In October 2016, the KNOWING project officially started with a kick-off meeting. Through an intensive 2-day programme, we set a shared agenda based on the research proposal. This shared agenda-building started with a revisiting of the project’s research proposal, which was written in 2014. We agreed that the possibility to do comparative research, the project’s symmetrical approach to bottom-up, top-down and hybrid smart city experiments and in particular the project’s focus on knowledge politics are key aspects that make the KNOWING project interesting for both practitioners as well as academic literature. This developed in a wider discussion of our conceptual framing: how do we understand knowledge politics? How do we approach and use notions of bottom-up and top-down? What is our unit of analysis? Countries, cities, cases?
Subsequently, we explored how to select case studies that are helpful to delve into these issues. We distinguished between cases based on their material characteristics (i.e. platforms, sensors, dashboards etc..); based on the kinds of knowledge politics that may take place (i.e. predominantly with regard to knowledge production, knowledge circulation, knowledge representation and knowledge use); and based on the actors involved (bottom-up, top-down and hybrid). For the next meeting – in March 2017 – all project partners will be identifying case studies that are diverse with regard to these criteria.
The meeting’s second day started with a presentation by Brigitte Hulscher, manager of digital innovations and smart cities for the municipality of Utrecht. She presented how Utrecht aims to deal with its most pressing challenge: high population growth with no ability to expand the city’s surface. She outlined that for Utrecht, a smart city includes smart technologies and infrastructures, smart people, smart economy and smart governance. Utrecht aims to engage with each of these four elements through the creation of a layered system, starting with a strong fixed infrastructure at the base, fitted with sensors and data systems, actively engaging citizens within each of the city’s areas of experimentation, creating an ecosystem for innovation and providing open spaces for innovation.

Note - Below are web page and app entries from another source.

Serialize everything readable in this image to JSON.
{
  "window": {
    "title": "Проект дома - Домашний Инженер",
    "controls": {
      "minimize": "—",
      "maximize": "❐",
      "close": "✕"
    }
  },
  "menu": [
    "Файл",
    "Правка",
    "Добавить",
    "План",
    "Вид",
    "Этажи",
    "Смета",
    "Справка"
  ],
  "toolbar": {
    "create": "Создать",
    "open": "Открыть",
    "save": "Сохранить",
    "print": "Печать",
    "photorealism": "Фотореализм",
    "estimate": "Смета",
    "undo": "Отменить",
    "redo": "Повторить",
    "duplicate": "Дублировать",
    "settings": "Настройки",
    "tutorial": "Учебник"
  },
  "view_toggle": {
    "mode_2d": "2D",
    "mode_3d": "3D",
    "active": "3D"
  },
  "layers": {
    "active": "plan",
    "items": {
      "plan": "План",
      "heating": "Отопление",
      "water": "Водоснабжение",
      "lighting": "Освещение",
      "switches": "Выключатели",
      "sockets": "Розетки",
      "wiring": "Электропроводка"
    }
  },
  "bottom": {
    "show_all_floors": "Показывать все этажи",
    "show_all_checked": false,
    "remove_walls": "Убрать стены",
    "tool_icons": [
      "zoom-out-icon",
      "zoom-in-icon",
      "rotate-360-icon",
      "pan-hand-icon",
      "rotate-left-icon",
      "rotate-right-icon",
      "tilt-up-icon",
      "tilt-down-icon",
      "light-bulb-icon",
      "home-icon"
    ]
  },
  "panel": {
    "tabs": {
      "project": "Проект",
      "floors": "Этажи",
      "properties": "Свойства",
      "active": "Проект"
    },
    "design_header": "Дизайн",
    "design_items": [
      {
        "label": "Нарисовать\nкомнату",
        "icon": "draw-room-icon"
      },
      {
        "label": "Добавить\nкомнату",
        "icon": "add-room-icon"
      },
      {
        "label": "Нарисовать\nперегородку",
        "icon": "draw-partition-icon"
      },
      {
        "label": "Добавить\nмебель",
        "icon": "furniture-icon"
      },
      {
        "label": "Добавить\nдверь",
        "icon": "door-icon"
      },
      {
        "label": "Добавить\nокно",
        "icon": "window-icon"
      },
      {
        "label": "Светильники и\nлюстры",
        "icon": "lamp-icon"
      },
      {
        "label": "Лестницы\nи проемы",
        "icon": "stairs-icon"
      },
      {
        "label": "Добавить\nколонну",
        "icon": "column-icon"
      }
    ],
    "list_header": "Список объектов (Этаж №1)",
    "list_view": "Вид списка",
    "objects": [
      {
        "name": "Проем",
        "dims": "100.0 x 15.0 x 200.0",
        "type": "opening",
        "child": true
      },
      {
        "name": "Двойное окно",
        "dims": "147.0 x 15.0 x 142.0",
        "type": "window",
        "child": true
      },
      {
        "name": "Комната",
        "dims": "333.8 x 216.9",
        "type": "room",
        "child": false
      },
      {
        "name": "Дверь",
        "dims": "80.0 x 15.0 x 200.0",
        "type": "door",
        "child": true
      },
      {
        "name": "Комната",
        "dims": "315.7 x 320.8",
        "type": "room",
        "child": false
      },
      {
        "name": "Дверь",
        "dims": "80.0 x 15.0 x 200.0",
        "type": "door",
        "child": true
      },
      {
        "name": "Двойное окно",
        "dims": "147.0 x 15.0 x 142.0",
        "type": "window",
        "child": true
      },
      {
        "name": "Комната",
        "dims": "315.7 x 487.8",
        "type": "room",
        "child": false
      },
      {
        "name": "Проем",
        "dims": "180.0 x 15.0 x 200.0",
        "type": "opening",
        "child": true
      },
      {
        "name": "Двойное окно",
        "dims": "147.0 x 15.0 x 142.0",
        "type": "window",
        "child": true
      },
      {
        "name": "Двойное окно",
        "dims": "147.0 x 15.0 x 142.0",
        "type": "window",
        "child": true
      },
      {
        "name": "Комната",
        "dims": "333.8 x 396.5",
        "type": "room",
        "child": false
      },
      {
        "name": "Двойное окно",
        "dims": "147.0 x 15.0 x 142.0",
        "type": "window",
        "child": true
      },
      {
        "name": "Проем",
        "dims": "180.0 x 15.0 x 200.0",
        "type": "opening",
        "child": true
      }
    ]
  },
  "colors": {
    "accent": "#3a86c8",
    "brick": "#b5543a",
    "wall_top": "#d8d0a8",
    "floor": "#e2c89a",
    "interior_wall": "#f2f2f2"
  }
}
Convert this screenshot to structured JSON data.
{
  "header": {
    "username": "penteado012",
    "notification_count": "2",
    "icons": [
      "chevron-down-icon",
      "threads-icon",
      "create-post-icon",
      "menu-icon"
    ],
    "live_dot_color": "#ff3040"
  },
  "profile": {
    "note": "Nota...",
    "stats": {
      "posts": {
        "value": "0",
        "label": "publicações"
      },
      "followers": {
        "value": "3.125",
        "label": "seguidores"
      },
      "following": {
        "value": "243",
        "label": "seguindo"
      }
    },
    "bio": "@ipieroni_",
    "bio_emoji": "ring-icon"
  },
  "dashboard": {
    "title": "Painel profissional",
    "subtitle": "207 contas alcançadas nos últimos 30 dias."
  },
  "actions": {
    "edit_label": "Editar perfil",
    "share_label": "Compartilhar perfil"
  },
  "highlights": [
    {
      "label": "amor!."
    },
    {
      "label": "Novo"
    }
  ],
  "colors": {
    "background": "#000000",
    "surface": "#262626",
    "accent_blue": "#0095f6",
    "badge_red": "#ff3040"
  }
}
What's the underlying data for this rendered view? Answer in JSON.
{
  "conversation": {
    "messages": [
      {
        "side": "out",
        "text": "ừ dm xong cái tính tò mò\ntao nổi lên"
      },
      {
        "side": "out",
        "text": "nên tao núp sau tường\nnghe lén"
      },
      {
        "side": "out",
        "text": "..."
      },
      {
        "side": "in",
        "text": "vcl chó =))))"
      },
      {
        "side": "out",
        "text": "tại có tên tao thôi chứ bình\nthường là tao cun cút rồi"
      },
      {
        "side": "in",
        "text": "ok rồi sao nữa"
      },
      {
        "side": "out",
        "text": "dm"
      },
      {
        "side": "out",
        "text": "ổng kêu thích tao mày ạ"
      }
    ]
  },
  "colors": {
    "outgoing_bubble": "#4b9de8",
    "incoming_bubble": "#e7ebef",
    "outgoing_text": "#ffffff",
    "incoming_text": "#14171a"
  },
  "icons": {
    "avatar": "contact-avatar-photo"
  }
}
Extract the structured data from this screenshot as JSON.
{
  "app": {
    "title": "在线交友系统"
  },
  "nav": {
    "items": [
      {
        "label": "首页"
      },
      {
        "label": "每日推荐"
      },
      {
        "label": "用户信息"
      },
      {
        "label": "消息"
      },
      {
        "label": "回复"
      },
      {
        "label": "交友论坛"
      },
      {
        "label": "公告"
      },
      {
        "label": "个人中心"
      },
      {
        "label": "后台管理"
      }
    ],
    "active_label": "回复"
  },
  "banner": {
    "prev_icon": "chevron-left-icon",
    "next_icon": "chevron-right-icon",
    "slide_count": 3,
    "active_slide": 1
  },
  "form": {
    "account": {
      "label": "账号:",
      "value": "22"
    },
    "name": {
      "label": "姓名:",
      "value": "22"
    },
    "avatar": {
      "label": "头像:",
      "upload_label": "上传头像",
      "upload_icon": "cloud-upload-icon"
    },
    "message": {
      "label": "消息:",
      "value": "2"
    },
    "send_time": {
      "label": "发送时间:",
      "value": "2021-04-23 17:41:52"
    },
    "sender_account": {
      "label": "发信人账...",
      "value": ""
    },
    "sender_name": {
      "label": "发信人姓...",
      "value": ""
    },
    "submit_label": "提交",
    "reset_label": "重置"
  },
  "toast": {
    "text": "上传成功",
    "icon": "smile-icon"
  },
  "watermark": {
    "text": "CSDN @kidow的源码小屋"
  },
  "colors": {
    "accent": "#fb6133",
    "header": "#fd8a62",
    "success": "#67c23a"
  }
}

Lastly, plans were made for two scoping papers that set the scene for the project as a whole: a comparative paper that sets smart cities in the national historical context of each of the countries in which case studies are carried out, and a positioning paper based on Barcelona as a smart city approached through the theoretical lens proposed in the KNOWING research proposal, namely a combination of Science and Technology Studies, Critical Urban Geography, and Transition Studies. The latter will contribute to a book on the epistemic politics of urban sustainability transitions.